Check every line of the entries for "date", and copy the lines that hold it.

===== Data for analysis =====

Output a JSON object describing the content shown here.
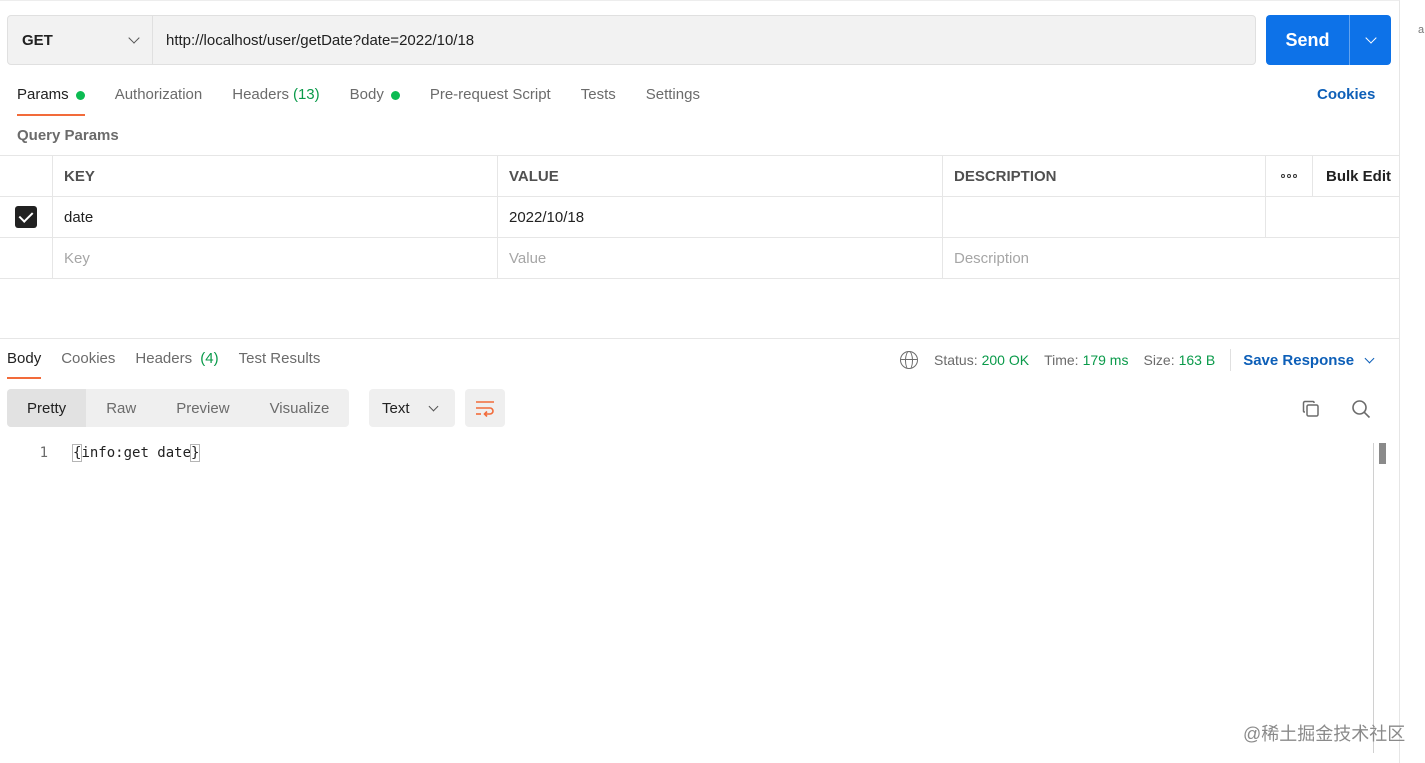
{
  "request": {
    "method": "GET",
    "url": "http://localhost/user/getDate?date=2022/10/18",
    "send_label": "Send"
  },
  "req_tabs": {
    "params": "Params",
    "authorization": "Authorization",
    "headers": "Headers",
    "headers_count": "(13)",
    "body": "Body",
    "pre_request": "Pre-request Script",
    "tests": "Tests",
    "settings": "Settings"
  },
  "cookies_label": "Cookies",
  "query_params_title": "Query Params",
  "params_table": {
    "headers": {
      "key": "KEY",
      "value": "VALUE",
      "description": "DESCRIPTION",
      "bulk_edit": "Bulk Edit"
    },
    "rows": [
      {
        "checked": true,
        "key": "date",
        "value": "2022/10/18",
        "description": ""
      }
    ],
    "placeholders": {
      "key": "Key",
      "value": "Value",
      "description": "Description"
    }
  },
  "response": {
    "tabs": {
      "body": "Body",
      "cookies": "Cookies",
      "headers": "Headers",
      "headers_count": "(4)",
      "test_results": "Test Results"
    },
    "status_label": "Status:",
    "status_value": "200 OK",
    "time_label": "Time:",
    "time_value": "179 ms",
    "size_label": "Size:",
    "size_value": "163 B",
    "save_response": "Save Response",
    "formats": {
      "pretty": "Pretty",
      "raw": "Raw",
      "preview": "Preview",
      "visualize": "Visualize"
    },
    "content_type": "Text",
    "body_lines": [
      {
        "number": "1",
        "open": "{",
        "text": "info:get date",
        "close": "}"
      }
    ]
  },
  "watermark": "@稀土掘金技术社区",
  "edge_glyph": "a",
  "colors": {
    "send_blue": "#0d72e8",
    "active_tab": "#f26b3a",
    "status_green": "#0a9a4a",
    "link_blue": "#0d5fb8"
  },
  "icons": [
    "chevron-down-icon",
    "checkbox-checked-icon",
    "more-dots-icon",
    "globe-icon",
    "wrap-lines-icon",
    "copy-icon",
    "search-icon"
  ]
}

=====

## Your response
    "url": "http://localhost/user/getDate?date=2022/10/18",
        "key": "date",
        "text": "info:get date",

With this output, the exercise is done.